The answer to an overabundance of tame puppies and kittens is to neuter dogs and cats.

Knowing the right thing to do is, certainly, important.

"Emotional empathy," by itself, doesn't direct us toward doing the right thing.

Hui Neng, the sixth patriarch of Chan, famously taught that compassion and wisdom, together, are a potent combo. They are splendid at directing our behavior and leading us to enlightenment.

Common sense said...

Dear Tom, I would have to agree with what Hui Neng said about compassion and wisdom being a potent combo leading us towards enlightenment (but not to), but they are not enlightenment itself, hence my teacher's (and others) interpretation of love and compassion as being mundane.

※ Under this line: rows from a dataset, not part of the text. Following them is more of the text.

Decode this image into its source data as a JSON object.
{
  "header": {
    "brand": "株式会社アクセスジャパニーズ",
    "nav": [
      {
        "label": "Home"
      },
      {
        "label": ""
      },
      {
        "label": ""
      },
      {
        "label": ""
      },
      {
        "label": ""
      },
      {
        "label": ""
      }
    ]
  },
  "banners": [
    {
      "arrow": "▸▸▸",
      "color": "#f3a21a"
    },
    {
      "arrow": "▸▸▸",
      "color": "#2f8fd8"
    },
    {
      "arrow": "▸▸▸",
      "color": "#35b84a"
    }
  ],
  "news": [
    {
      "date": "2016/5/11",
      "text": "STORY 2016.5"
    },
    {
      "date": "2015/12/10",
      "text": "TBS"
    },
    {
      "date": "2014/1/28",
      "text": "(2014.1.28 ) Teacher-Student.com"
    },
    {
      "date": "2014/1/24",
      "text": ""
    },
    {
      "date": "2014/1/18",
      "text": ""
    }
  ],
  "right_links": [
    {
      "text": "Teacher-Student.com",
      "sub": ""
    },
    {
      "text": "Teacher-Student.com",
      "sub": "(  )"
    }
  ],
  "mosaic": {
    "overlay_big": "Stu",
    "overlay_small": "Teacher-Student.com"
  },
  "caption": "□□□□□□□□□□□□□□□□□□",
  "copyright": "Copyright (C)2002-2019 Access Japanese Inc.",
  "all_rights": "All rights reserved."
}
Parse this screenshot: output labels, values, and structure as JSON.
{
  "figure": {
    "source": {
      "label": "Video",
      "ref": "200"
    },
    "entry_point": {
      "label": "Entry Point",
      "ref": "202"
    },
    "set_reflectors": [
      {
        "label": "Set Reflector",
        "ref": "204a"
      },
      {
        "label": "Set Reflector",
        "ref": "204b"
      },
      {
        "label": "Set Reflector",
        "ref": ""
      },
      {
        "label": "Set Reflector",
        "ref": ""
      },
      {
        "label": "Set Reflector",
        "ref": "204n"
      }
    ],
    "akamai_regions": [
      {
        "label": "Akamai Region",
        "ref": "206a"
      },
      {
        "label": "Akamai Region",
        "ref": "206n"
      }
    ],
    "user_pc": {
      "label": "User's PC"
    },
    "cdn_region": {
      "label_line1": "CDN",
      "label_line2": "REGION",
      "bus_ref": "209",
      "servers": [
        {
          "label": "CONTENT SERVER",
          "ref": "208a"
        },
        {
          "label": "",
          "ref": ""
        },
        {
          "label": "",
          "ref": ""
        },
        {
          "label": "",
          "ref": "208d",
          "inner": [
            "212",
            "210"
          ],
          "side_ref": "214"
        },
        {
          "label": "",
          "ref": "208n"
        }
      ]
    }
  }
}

As your link points out, compassion is a human emotion. However, enlightenment goes beyond emotions and not just humanity but all realms.

As for the reference to The Buddha and Ananda, it is a nice story that fits in with ordinary (and might I add mediocre) human interpretations of Buddhism, somewhat like some Christians thinking of god as an old guy with a long white beard who lives in the sky.

As most people are aware, love and compassion just happen to be the finer points of samsara, they are not enlightenment, which is free from samsara. Therein lies the difference.

Tom Armstrong said...

Common sense: Interesting comment thread!

Agreed that compassion & wisdom aren't enlightenment. But Nagarjuna, for one, maintained that "Nirvana truly realized is Samsara properly understood." And by "properly understood" I understand him to mean in the glow of enlightenment.

How ever we compartmentalize or categorize compassion it's pretty spiffy stuff!

If we were all fully compassionate -- forgot ourselves and highly valued others -- enlightenment would fill the sky. [In such a circumstance we wouldn't need wisdom to 'restrain' our compassion.]

Common sense said...

Dear Tom, yes, compassion is an interesting phenomenon, and I think its use should be by degrees determined by wisdom. For example, in some cases it might imply that we have sympathy for someone and can thus use it in a sense of friendliness, whereas in the case of a child killer we would not wish to show friendliness to such a person, yet out of compassion we would not wish them to be put to death for their crime.

This brings up another social issue, that society as a whole needs to be more compassionate towards those who perhaps deserve the death sentence. Not only because it is more compassionate but also because taking someones life does not resolve the situation.

It is far better to keep someone alive so that they may eventually see their faults rather than having them eventually come back again and repeat their misdeeds.

Common sense said...

Note: From what I said earlier I suppose I just called myself an imbecile. However, I dont think that not giving a death sentence to a criminal who probably deserves it is really compassion, it is simply respect for life, the first precept.

However, for those of the 'an eye for an eye' mentality it could be regarded as compassion.

They call him James Ure said...

I am one who needs to focus on sending my self compassion because I'm off-balanced more often than not toward too much self-criticism. The Middle-Way is such an enlightened teaching.

As for a "true Buddhism" I tend to resist that kind of talk too. Especially when the Buddha spoke of the 84,000 paths. Besides, we've already done the Theravada vs. Mahayana schism for too long.

As the Great Physician, he prescribed 84,000 antidotes for the 84,000 afflictions of living beings. All contribute to putting an end to our ignorance.

Each person I believe is bound to follow a slightly different path than the next being. Even within one single tradition such as Zen for example. This is in part due to our different needs based on our karma.

My weaknesses and strengths are different than that of others and so on. What is most important I believe between all these various paths are: Taking refuge in the three jewels, belief in the Four Nobles Truths and following the Eight-fold Path. As well as doing our best to live the Five Precepts. That's my opinion for what it's worth.